I’m all for competition, in fact I love it. It’s important for a variety of reasons the least of which is that competition often brings out the truth about how you can improve your product; and it can motivate your team to work harder. Having said that, when your competition starts “winning” deals by simply buying business, a red flag should go up: for you, your customers, and everyone who is impacted by your business.
This past quarter, my company lost out on two significant projects — significant to us, but not for the reason you might think. Projects are won and projects are lost; that happens in the business world, but the reason why these two carried so much weight from our perspective was the way we lost them.
We were underbid. Not just by a little, but a lot: 50 percent, in fact.
Think about that: half of your standard revenue would be gone, but you’d spend your standard resources to fulfill the job. Some customers will always bite at the lowest price, but what do they lose when they choose an extreme low bid over options with established reputations? Quality, customer service, reputation, relationship, scalability, and all of those other factors get thrown by the wayside for everyone involved when prices are underbid by 50 percent.
The more I thought about it, the more the practice worried me — not as an individual business owner, but as someone that’s actively involved in our industry and the business community as a whole. I took a deep dive into the topic, and no matter how I looked at it, I kept coming to the same conclusion. It’s fine and expected to bid competitively on price, but things turn into a severe underbidding war, the collateral damage includes both your company and the your industry as a whole. Here are five reasons why:
Profit margins are all about input and output. If there’s less input, then your profit margin suffers, and that’s not a sustainable business strategy. Think about the things impacted over the long haul: overhead, quality control, product/service development, customer service, etc. All of these critical items are eventually compromised because of extremely low bidding. Some early-stage companies may think that it’s a viable practice to do whatever it takes to “win” business (and maybe you need to do this with your first 5 to 10 customers to prove out your model and get some wins) but this does not scale. In fact, for SaaS margins and bookings ACV (Annual Contract Values) are more important.

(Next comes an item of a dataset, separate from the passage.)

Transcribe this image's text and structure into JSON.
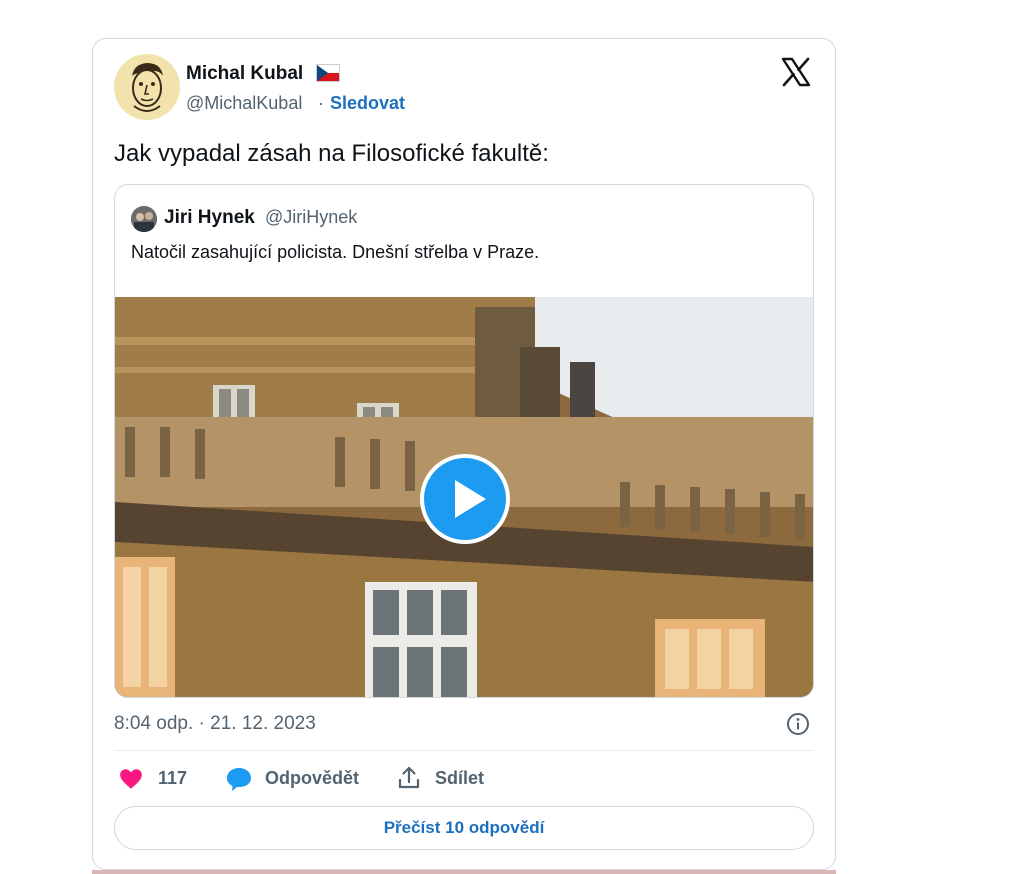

Employee morale can make the difference between a successful company and one on life support. So how are employees supposed to take it if they hear that the company is using this strategy? Simple logic dictates that it will raise anything from questions to doubts, and that could lead to loss of motivation or even loss of talent, and that puts an anchor on your long-term viability. Your engineering and product team is working hard on building an amazing product, and rest assured when they see you giving away the platform for “free” it will get to them.
Some businesses do make purchase decisions based solely on cost. These businesses eventually either go away due to poor quality control or they get burned by poor quality, and then decide to look at the bigger picture when deciding. If you develop a reputation for being the "cheap" option, you may see a short-term spike in contracts, but as resources become limited and value suffers, word will get around and competitors with greater means of talent retention and quality control will start to get the work.
I have often noticed that customers do not always want to work with the lowest price vendor, but the one that provides the best service. The same way it puts up a red flag within your company, it will likely bite you in the ass outside of your four walls.
For businesses that run on regular and renewable contracts (i.e. a SaaS application), the low-bid model introduces a variety of problems. If it's a low-bid month-to-month contract, there's no option to recognize it as an annual contract, which is a necessity in the industry. Also, what happens if you underbid a price and that leaks out to your other customers? Will you deal with the hassle of renegotiation, set a new universal price point, or try to find another way to appease them? You may have won a new contract, but that contract also opens a Pandora's Box of business problems.
In business, companies are often guilty of employing copycat strategies as a reaction. Now imagine if a small but significant percentage of companies used this extreme low bidding method to win business. Suddenly, the market price has recalibrated but expenses and overhead have not. That means resources are drained to compensate employees, thus leading to frustration and burnout. How can an industry grow if it shoots itself in the foot over and over?
Instead of focusing purely on bid price, the conversation should turn to other value propositions. What does your company do that distinguishes itself from the competition? What does your company history and industry reputation say about you? What do you do to spur internal innovation, and how has that pushed your company offerings? What kind of resources do you dedicate to customer relationship management?
Price is always going to be a big part of any bidding process, but it doesn’t have to be the only factor. By eliminating extreme underbidding and focusing on competitive overall value, we lift our respective industries as a whole — and that’s truly good for business.